Did his dedicated efforts amount to any good for his family and his tribe? From the time he began his course of studies with Eleazar Wheelock in 1743 through the time he left for England in 1765, Occom believed that the classical education Wheelock offered would build a strong new generation of leaders for Native New England. Facility with the English language and the Anglo-American cultural forms that increasingly governed their fortunes were, he believed, crucial to the future of tribal communities.
During the Great Awakening, Niles was disciplined for exhorting in a Congregationalist church in Rhode Island; consequently, he left the church with one hundred other Native people to found the separatist Freewill Indian Baptist congregation at Narragansett. Niles arranged for his ordination by three Moravian Indians. ”14 This striking description reveals that in southern New England Native New Light churches individual failings, treated under the heading of sin, were owned by the community. Native people confessed their sins not only to the church leader but to the entire congregation, effecting a more immediate reconciliation with the community.
8. Jeremiah Evarts to Henry Hill, February 25, 1824, in ibid. 9. William G. McLoughlin, Cherokees and Missionaries, 1789–1839 (New Haven: Yale University Press, 1984); Clara Sue Kidwell, Choctaws and Missionaries, 1818–1918 (Norman: University of Oklahoma Press, 1997); Kenneth M. : Stanford University Press, 1996); Nancy Shoemaker, “Kateri Tekakwitha’s Tortuous Path to Sainthood,” in Negotiators of Change: Historical Perspectives on Native American Women, ed. : Syracuse University Press, 1981); James Treat, Native and Christian: Indigenous Voices on Religious Identity in the United States and Canada (New York: Routledge, 1996); Allan Greer, Mohawk Saint: Catherine Tekakwitha and the Jesuits (New York: Oxford University Press, 2005).

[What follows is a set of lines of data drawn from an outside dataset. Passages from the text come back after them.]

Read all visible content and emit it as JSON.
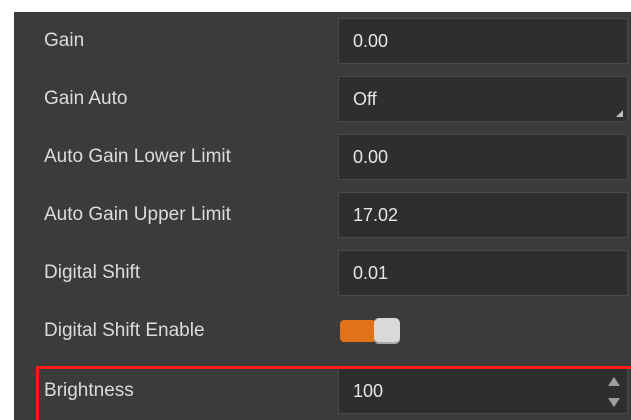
{
  "properties": [
    {
      "label": "Gain",
      "value": "0.00",
      "control": "text"
    },
    {
      "label": "Gain Auto",
      "value": "Off",
      "control": "dropdown"
    },
    {
      "label": "Auto Gain Lower Limit",
      "value": "0.00",
      "control": "text"
    },
    {
      "label": "Auto Gain Upper Limit",
      "value": "17.02",
      "control": "text"
    },
    {
      "label": "Digital Shift",
      "value": "0.01",
      "control": "text"
    },
    {
      "label": "Digital Shift Enable",
      "value": true,
      "control": "toggle"
    },
    {
      "label": "Brightness",
      "value": "100",
      "control": "number"
    }
  ],
  "colors": {
    "panel_bg": "#3b3b3b",
    "field_bg": "#2e2e2e",
    "text": "#dcdcdc",
    "toggle_on": "#e07218",
    "highlight": "#ff1a1a"
  },
  "icons": {
    "dropdown": "dropdown-corner-icon",
    "stepper_up": "chevron-up-icon",
    "stepper_down": "chevron-down-icon"
  }
}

Native Americans, Christianity, and the Reshaping of the American Religious Landscape by Joel (Editor) Nicholas, Mark A. (Editor) Martin